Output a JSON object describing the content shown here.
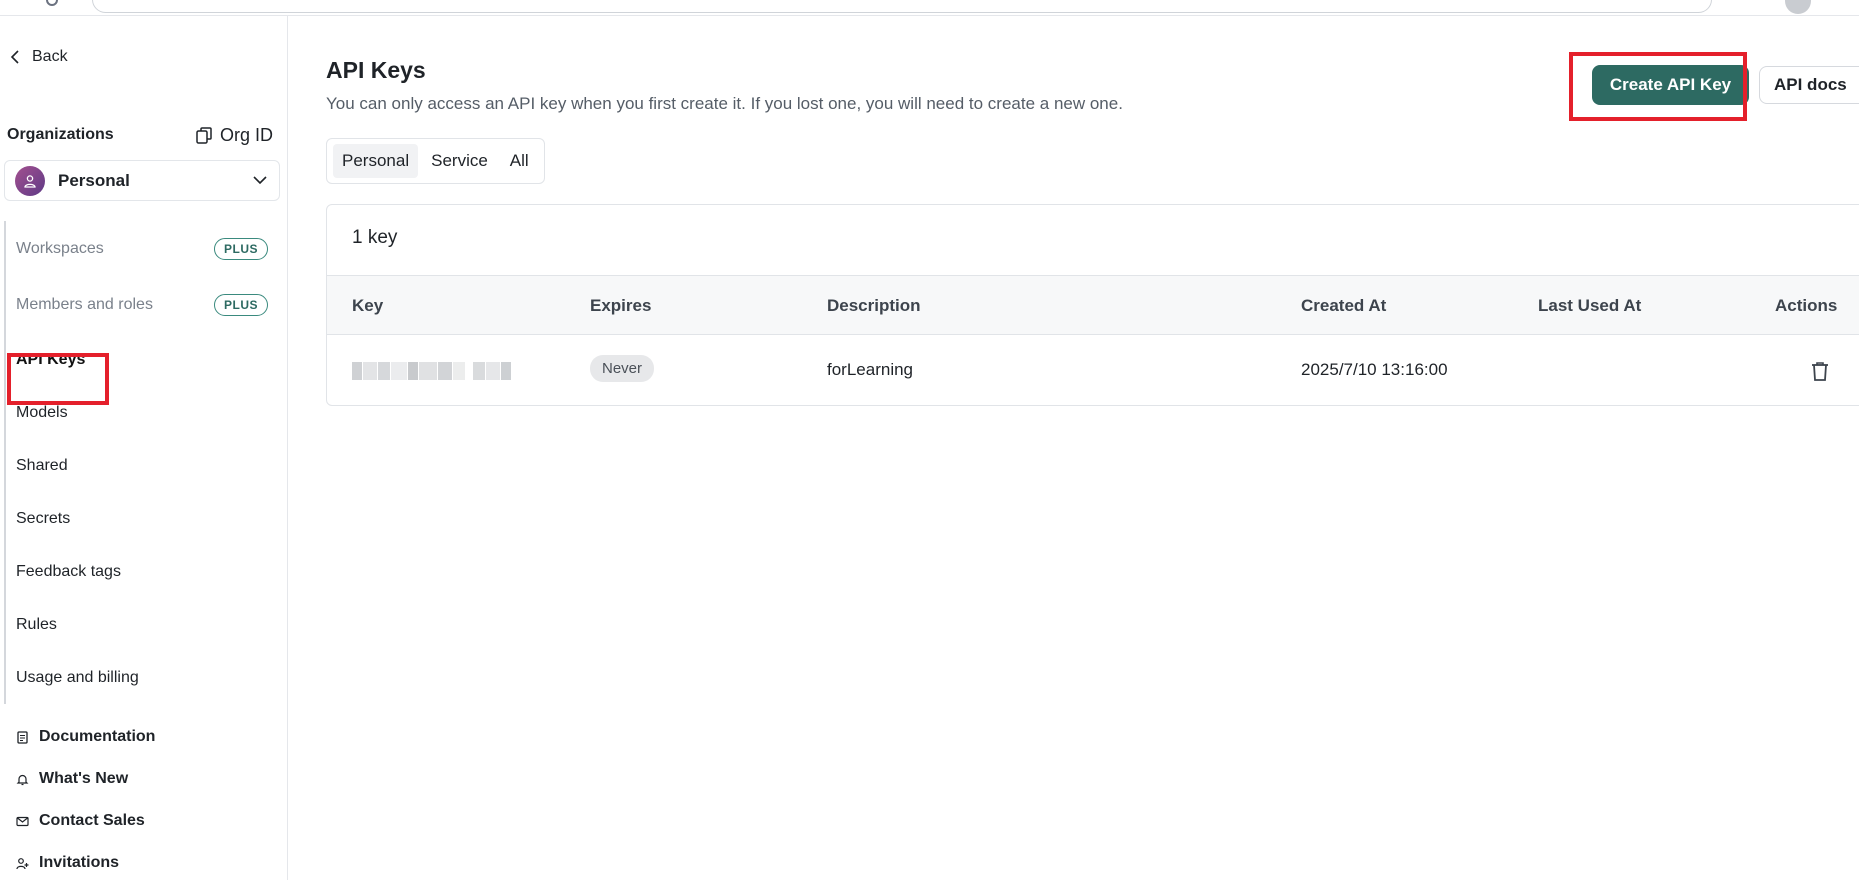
{
  "sidebar": {
    "back_label": "Back",
    "org_label": "Organizations",
    "org_id_label": "Org ID",
    "org_selected": "Personal",
    "nav": [
      {
        "label": "Workspaces",
        "badge": "PLUS"
      },
      {
        "label": "Members and roles",
        "badge": "PLUS"
      },
      {
        "label": "API Keys"
      },
      {
        "label": "Models"
      },
      {
        "label": "Shared"
      },
      {
        "label": "Secrets"
      },
      {
        "label": "Feedback tags"
      },
      {
        "label": "Rules"
      },
      {
        "label": "Usage and billing"
      }
    ],
    "bottom_links": [
      {
        "label": "Documentation",
        "icon": "document-icon"
      },
      {
        "label": "What's New",
        "icon": "bell-icon"
      },
      {
        "label": "Contact Sales",
        "icon": "mail-icon"
      },
      {
        "label": "Invitations",
        "icon": "user-plus-icon"
      }
    ]
  },
  "main": {
    "title": "API Keys",
    "subtitle": "You can only access an API key when you first create it. If you lost one, you will need to create a new one.",
    "create_button": "Create API Key",
    "docs_button": "API docs",
    "tabs": [
      "Personal",
      "Service",
      "All"
    ],
    "selected_tab": "Personal",
    "key_count": "1 key",
    "columns": [
      "Key",
      "Expires",
      "Description",
      "Created At",
      "Last Used At",
      "Actions"
    ],
    "rows": [
      {
        "key": "",
        "expires": "Never",
        "description": "forLearning",
        "created_at": "2025/7/10 13:16:00",
        "last_used_at": ""
      }
    ]
  },
  "colors": {
    "accent": "#2d6a62",
    "highlight": "#e4202b"
  }
}
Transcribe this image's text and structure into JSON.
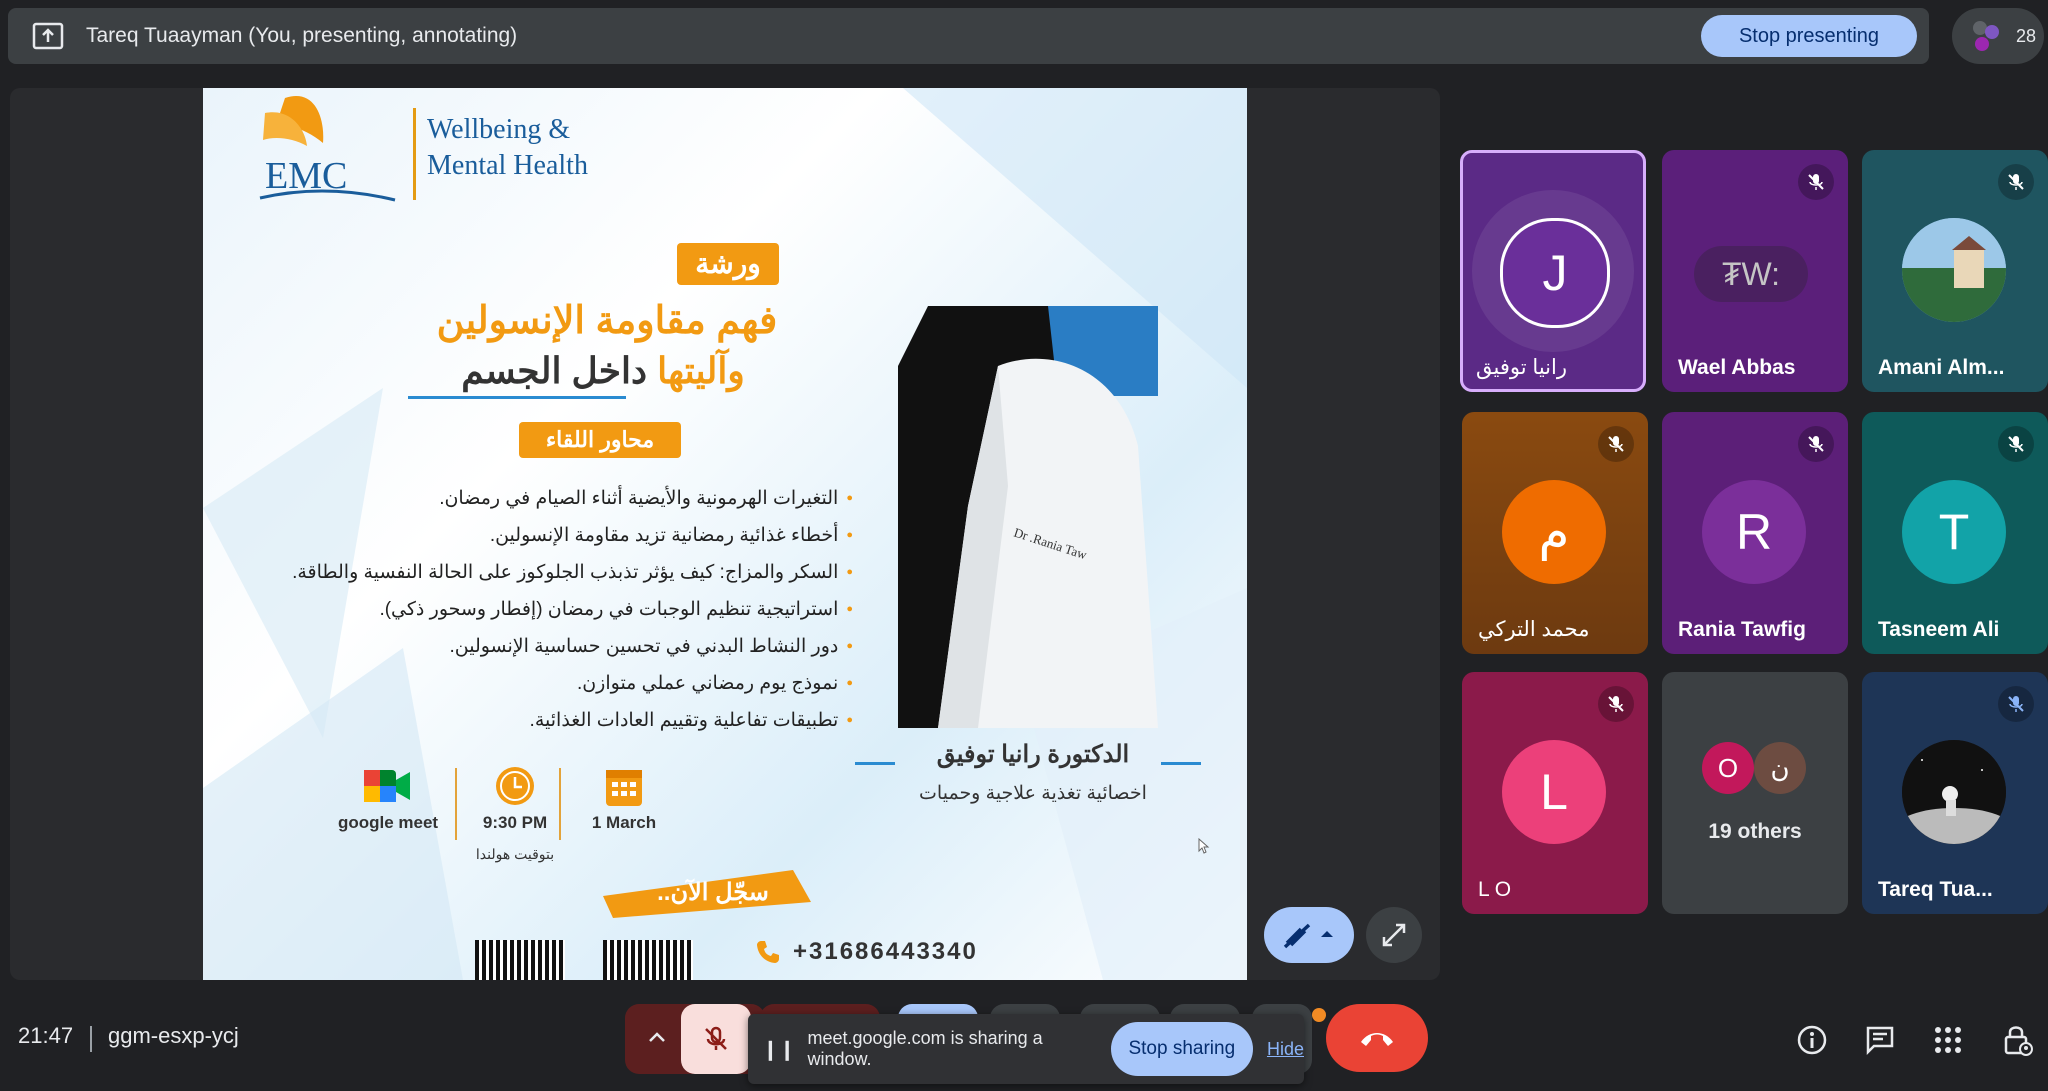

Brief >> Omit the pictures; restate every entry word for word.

Result for this task >>
Output a JSON object describing the content shown here.
{
  "sidebar": {
    "back_label": "Back",
    "org_label": "Organizations",
    "org_id_label": "Org ID",
    "org_selected": "Personal",
    "nav": [
      {
        "label": "Workspaces",
        "badge": "PLUS"
      },
      {
        "label": "Members and roles",
        "badge": "PLUS"
      },
      {
        "label": "API Keys"
      },
      {
        "label": "Models"
      },
      {
        "label": "Shared"
      },
      {
        "label": "Secrets"
      },
      {
        "label": "Feedback tags"
      },
      {
        "label": "Rules"
      },
      {
        "label": "Usage and billing"
      }
    ],
    "bottom_links": [
      {
        "label": "Documentation",
        "icon": "document-icon"
      },
      {
        "label": "What's New",
        "icon": "bell-icon"
      },
      {
        "label": "Contact Sales",
        "icon": "mail-icon"
      },
      {
        "label": "Invitations",
        "icon": "user-plus-icon"
      }
    ]
  },
  "main": {
    "title": "API Keys",
    "subtitle": "You can only access an API key when you first create it. If you lost one, you will need to create a new one.",
    "create_button": "Create API Key",
    "docs_button": "API docs",
    "tabs": [
      "Personal",
      "Service",
      "All"
    ],
    "selected_tab": "Personal",
    "key_count": "1 key",
    "columns": [
      "Key",
      "Expires",
      "Description",
      "Created At",
      "Last Used At",
      "Actions"
    ],
    "rows": [
      {
        "key": "",
        "expires": "Never",
        "description": "forLearning",
        "created_at": "2025/7/10 13:16:00",
        "last_used_at": ""
      }
    ]
  },
  "colors": {
    "accent": "#2d6a62",
    "highlight": "#e4202b"
  }
}
Transcribe this image's text and structure into JSON.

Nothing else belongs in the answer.